*INFORMATION SHOWN*.
*** Block opens ***
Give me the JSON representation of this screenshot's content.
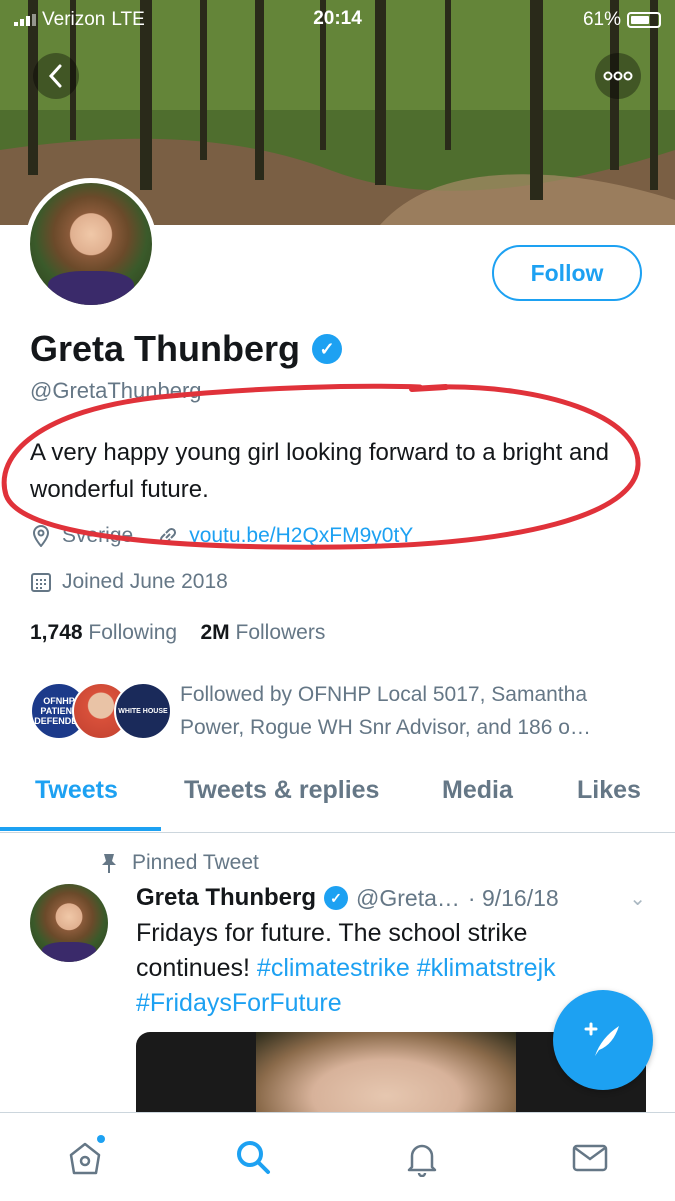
{
  "status_bar": {
    "carrier": "Verizon",
    "network": "LTE",
    "time": "20:14",
    "battery": "61%"
  },
  "profile": {
    "name": "Greta Thunberg",
    "handle": "@GretaThunberg",
    "follow_label": "Follow",
    "bio": "A very happy young girl looking forward to a bright and wonderful future.",
    "location": "Sverige",
    "link": "youtu.be/H2QxFM9y0tY",
    "joined": "Joined June 2018",
    "following_count": "1,748",
    "following_label": "Following",
    "followers_count": "2M",
    "followers_label": "Followers",
    "followed_by": "Followed by OFNHP Local 5017, Samantha Power, Rogue WH Snr Advisor, and 186 o…",
    "followed_avatar_1_text": "OFNHP PATIENT DEFENDER",
    "followed_avatar_3_text": "WHITE HOUSE"
  },
  "tabs": [
    "Tweets",
    "Tweets & replies",
    "Media",
    "Likes"
  ],
  "tweet": {
    "pinned_label": "Pinned Tweet",
    "name": "Greta Thunberg",
    "handle": "@Greta…",
    "date": "· 9/16/18",
    "text_plain": "Fridays for future. The school strike continues! ",
    "tag1": "#climatestrike",
    "tag2": "#klimatstrejk",
    "tag3": "#FridaysForFuture"
  },
  "colors": {
    "accent": "#1da1f2",
    "secondary_text": "#657786",
    "annotation_circle": "#e0323a"
  },
  "icons": [
    "back-icon",
    "more-icon",
    "verified-icon",
    "location-icon",
    "link-icon",
    "calendar-icon",
    "pin-icon",
    "compose-icon",
    "home-icon",
    "search-icon",
    "notifications-icon",
    "messages-icon"
  ]
}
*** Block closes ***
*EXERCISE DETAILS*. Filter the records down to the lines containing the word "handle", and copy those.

*EXPECTED OUTPUT*.
    "handle": "@GretaThunberg",
    "handle": "@Greta…",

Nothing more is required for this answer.